Working from a home office is by no means a new concept.  However, the COVID-19 pandemic has created an environment that has vastly increased the number of people who must do so to comply with current public health regulations.

As with any significant change in our lives, adjusting and adapting to the “at home” work environment has been challenging or even painful for many.

First and foremost in a situation such as this, it is important to acknowledge that we have experienced a loss.  Even if the “work at home” environment hasn’t reduced our income, we have lost the social contact with our co-workers.  Gone are the “on the job” interactions, as well as the opportunities to connect with others during lunch and coffee breaks.

Acknowledging that there can be many other blatant and subtle losses connected to this type of change, I will address two more, later in this post. 

At this point, I would rather use this example to encourage and support the next step. 

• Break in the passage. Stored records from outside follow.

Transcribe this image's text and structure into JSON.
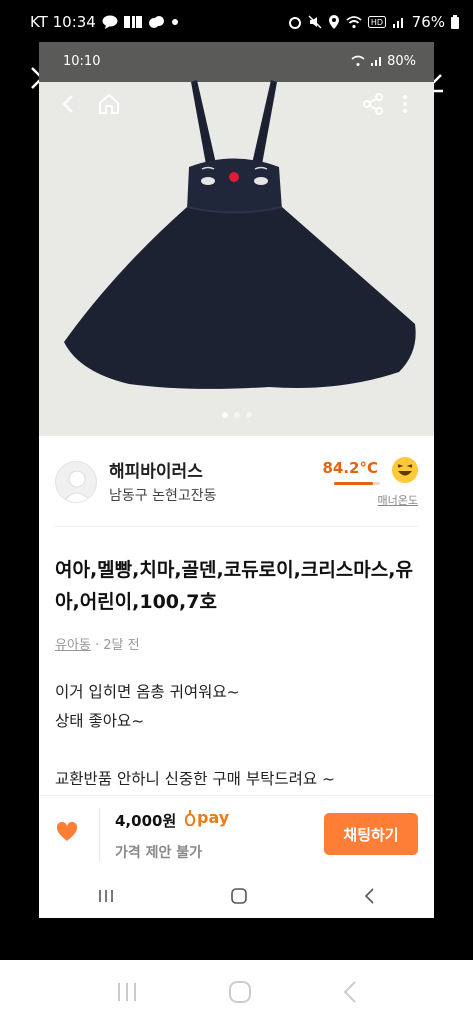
{
  "outer_status": {
    "carrier_time": "KT 10:34",
    "battery": "76%"
  },
  "inner_status": {
    "time": "10:10",
    "battery": "80%"
  },
  "seller": {
    "name": "해피바이러스",
    "location": "남동구 논현고잔동",
    "temperature": "84.2°C",
    "temperature_level": 0.842,
    "manner_label": "매너온도"
  },
  "product": {
    "title": "여아,멜빵,치마,골덴,코듀로이,크리스마스,유아,어린이,100,7호",
    "category": "유아동",
    "posted": " · 2달 전",
    "description_lines": [
      "이거 입히면 옴총 귀여워요~",
      "상태 좋아요~",
      "",
      "교환반품 안하니 신중한 구매 부탁드려요 ~"
    ]
  },
  "bottom": {
    "price": "4,000원",
    "pay_label": "pay",
    "negotiation": "가격 제안 불가",
    "chat_button": "채팅하기"
  },
  "image_carousel": {
    "current": 1,
    "total": 3
  },
  "colors": {
    "accent": "#ff7e36",
    "temp": "#e8620b"
  }
}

When we do not fully address our losses, negative consequences are likely to result.  Our moods and emotions change, impacting our friends and families. 

Counselling can be invaluable in working through our losses as noted elsewhere on this website.  I can speak from personal experience when I say that investing in our mental well-being pays off many times over. 


One subtle pair of losses related to working from home that often go unrecognized, are the loss of our routines and boundaries.  If one thinks of their “usual” work day, it may look like this: Breakfast, a shower, putting on “work clothes” followed by a drive or bus ride.  Once our workday is done, our ritual may be to pick up some groceries on the way home as we begin the transition to our evening’s activities. 

These rituals help us to segment the various parts of our day.  Essentially, they help us to establish the boundaries that prevent the “two worlds” from unduly overlapping or interfering with each other. 

However, in a Working At Home environment, there is no physical distance between ourselves and “the office”.  This makes it much more challenging to establish a psychological boundary between our work life and our personal life. 

I would like to suggest that establishing an adaptive routine is vital to our mental well-being during this pandemic.  It is possible to duplicate many of the daily rituals, such as the breakfast-shower-getting dressed sequence (yes, I highly recommend getting out of those PJ’s) !! 

As gimmicky as it may seem, once the basic “morning routine” has been completed, please consider heading out the door . . . replace the drive/ride to work with a walk, and at the end of the day, do the same.  From that point forward, the office is “out-of-bounds” . . . if your “office” is the kitchen table, then the company laptop needs to be turned off, and put out of sight !!


In noting all of the above hardships related to this aspect of the pandemic, I believe it is important to acknowledge the positive consequences of the changes that have been forced upon us.  Perhaps a two or three hour commute has been replaced by a couple of relaxing 20 minute walks?  Our air is cleaner.  Maybe quality time with our loved ones has increased.  What ever the pluses, let’s be mindful of them as we move toward mental wellness through our ever-present ability to adapt. © 2021-03-31